Live Free Recipe

This post is about creating the freedom to choose how you spend your weekdays.

Owning a place to live, and being paid to live there, will change your life beyond the financial benefit it brings.

What’s it going to take?


Capital

I outlined the educational aspects here.

The easiest time to build capital is in your 20s. You can live very cheaply because you’re either at work, or carousing. Your health insurance is peanuts and you don’t need to take on any dependents (free birth control saves lives).

Age is not a barrier. Use the recipe below and you can be living free by 2030.


Big Cities remain the best places to build experience, knowledge, contacts and skills.

When I made partner, a wise man took me out to breakfast and reminded me…

Get what you want, then get out

He didn’t tell me why I needed to get out. I learned that for myself…

  • You’ll be tempted to go private with educating your kids => $1 million you need not spend, or earn
  • You’ll be jammed into a little place and/or you’ll have your financial life tied up in a single asset – you won’t care about this after graduation, you will care about this when you have preschoolers!
  • It requires extreme luck to get yourself on the housing ladder before you’re 40 => get your timing wrong and you’ll feel trapped
  • You will be surrounded by social pressure to spend, spend, spend!

Megacities are filled with opportunity and excellent people to whom you sell your skills.

Megacities are a great place to start.

Just remember to leave.


Target Location

Having played this game three times, I think a small city is your best bet.

  • ~250,000 (pop.) in a county with ~500,000 (pop.)
  • Natural Beauty – clean water, clean air, the ability to exercise safely without driving
  • Climate – I gamed this by having a rental in the Northern Hemisphere and a low-cost Home Base in the Southern Hemisphere. Later in life, I moved to a place I didn’t need to leave (Colorado, Front Range)
  • Airport Proximity – needing to take a flight-to-your-flight will get old

Before my first kid was born, I worked in: Canada, England, Hong Kong, New Zealand, Bermuda and Scotland.

The skills to be happy somewhere are the same as the skills to be happy anywhere.


Target Property

My worst deals (financially) have been the most impressive (visually).

Buy space and let the next owner spend a fortune in renovations. The money I’ve spent beyond paint, carpets and replacing worn out appliances/HVAC has been largely wasted.

You’ve probably spent the last decade renting – your younger self is your target market. Choose a location that will be easy to rent (if you leave, if you need income).

Lock off basements, detached units, split floors… earn rental income, maintain personal privacy.

Margin of Safety – your land premium is “total price” less “value of the buildings” – the closer you get the land premium to zero, the safer your deal.

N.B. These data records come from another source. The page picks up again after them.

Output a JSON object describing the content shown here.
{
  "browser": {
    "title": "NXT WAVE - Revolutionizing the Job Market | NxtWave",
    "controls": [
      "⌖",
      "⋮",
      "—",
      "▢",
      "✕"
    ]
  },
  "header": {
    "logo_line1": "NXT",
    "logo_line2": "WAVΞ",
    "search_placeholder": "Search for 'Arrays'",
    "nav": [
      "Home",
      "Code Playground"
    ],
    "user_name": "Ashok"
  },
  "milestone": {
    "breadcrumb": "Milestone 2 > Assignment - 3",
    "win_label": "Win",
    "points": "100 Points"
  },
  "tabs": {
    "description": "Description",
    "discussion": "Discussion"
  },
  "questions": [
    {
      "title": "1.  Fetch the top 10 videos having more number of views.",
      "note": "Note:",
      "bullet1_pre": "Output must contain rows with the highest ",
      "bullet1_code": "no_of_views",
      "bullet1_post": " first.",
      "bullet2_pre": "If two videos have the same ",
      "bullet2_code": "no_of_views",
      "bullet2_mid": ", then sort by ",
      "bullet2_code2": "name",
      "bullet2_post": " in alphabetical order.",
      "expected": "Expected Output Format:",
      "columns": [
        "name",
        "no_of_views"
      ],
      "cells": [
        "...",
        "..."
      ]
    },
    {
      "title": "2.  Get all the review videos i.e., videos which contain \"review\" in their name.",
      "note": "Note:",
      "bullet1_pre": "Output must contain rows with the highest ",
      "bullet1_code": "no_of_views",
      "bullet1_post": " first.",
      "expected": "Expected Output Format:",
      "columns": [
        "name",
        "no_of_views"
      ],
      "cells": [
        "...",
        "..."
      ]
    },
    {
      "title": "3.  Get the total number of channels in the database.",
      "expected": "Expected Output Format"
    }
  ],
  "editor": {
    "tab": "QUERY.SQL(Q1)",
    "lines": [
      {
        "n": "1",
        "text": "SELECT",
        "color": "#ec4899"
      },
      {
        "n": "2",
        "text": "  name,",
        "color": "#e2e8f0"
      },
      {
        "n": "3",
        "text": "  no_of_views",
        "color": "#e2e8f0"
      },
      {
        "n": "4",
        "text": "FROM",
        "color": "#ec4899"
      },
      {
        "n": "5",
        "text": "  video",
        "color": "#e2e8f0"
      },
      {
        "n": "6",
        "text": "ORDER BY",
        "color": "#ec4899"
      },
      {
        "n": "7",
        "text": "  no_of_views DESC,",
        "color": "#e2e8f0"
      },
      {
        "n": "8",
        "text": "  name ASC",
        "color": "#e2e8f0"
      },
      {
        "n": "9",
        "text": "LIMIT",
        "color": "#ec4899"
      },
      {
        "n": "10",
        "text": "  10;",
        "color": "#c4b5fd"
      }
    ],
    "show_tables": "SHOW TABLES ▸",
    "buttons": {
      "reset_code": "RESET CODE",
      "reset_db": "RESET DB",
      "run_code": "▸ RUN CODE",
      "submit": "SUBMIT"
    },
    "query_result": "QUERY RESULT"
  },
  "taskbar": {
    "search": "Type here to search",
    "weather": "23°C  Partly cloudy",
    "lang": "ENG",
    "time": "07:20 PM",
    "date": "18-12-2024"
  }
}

Coming out of the Great Recession of 2008, land premium was briefly negative – this was due to banks foreclosing and forcing the market down. Five bedroom houses, 15 minutes from Boulder, were selling at $75 per sq foot. Condos, apartments and houses in Arizona got even cheaper, under $50 per sq. foot.

Cheap will happen again.


Connection

It can be tempting to go remote. I feel ya.

Escapism is a recurring dream of mine, especially in times of stress. However, you need to be practical – friends, sexual partners, basic services, transport… the practicalities of life.

The purpose of setting up your low-cost base is to provide security within a life with meaning. Go to where there are people with whom you’d want to spend the rest of your life.

Shared values, within an active lifestyle.


Wait For The Fat Pitch

To get this done you’re going to need a trigger that makes the local property market seem cheap to YOU. It won’t seem cheap to the locals, who will be expecting further declines.

  • Recession combined with High Interest Rates (UK 1990)
  • Asian Crisis (1997)
  • Currency Crisis (NZD in 2000)
  • Global Financial Meltdown (2008)

I witnessed all of the above. There is ALWAYS a “next crisis”.

2020 was a boom year in real estate. When you’re living through a boom, your FOMO will be pushing you to take action.

One of the best things your first good deal brings you is a reduction in the pressure to do a deal.

To do great deals, you need to be comfortable doing no deals.